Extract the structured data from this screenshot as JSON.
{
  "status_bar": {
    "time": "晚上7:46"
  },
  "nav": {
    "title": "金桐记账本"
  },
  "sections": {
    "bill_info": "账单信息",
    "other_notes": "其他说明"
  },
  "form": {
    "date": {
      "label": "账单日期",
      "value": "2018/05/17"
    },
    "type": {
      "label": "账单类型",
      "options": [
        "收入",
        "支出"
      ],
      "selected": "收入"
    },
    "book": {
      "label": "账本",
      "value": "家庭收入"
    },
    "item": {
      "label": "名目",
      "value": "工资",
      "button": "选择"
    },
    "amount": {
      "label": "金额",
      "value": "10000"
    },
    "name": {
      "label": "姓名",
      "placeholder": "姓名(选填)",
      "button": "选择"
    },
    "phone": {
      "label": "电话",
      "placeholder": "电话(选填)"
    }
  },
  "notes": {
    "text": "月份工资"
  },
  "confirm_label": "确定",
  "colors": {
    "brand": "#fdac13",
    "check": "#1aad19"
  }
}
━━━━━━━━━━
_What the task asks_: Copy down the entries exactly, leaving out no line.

_Task result_:
Extract the structured data from this screenshot as JSON.
{
  "status_bar": {
    "time": "晚上7:46"
  },
  "nav": {
    "title": "金桐记账本"
  },
  "sections": {
    "bill_info": "账单信息",
    "other_notes": "其他说明"
  },
  "form": {
    "date": {
      "label": "账单日期",
      "value": "2018/05/17"
    },
    "type": {
      "label": "账单类型",
      "options": [
        "收入",
        "支出"
      ],
      "selected": "收入"
    },
    "book": {
      "label": "账本",
      "value": "家庭收入"
    },
    "item": {
      "label": "名目",
      "value": "工资",
      "button": "选择"
    },
    "amount": {
      "label": "金额",
      "value": "10000"
    },
    "name": {
      "label": "姓名",
      "placeholder": "姓名(选填)",
      "button": "选择"
    },
    "phone": {
      "label": "电话",
      "placeholder": "电话(选填)"
    }
  },
  "notes": {
    "text": "月份工资"
  },
  "confirm_label": "确定",
  "colors": {
    "brand": "#fdac13",
    "check": "#1aad19"
  }
}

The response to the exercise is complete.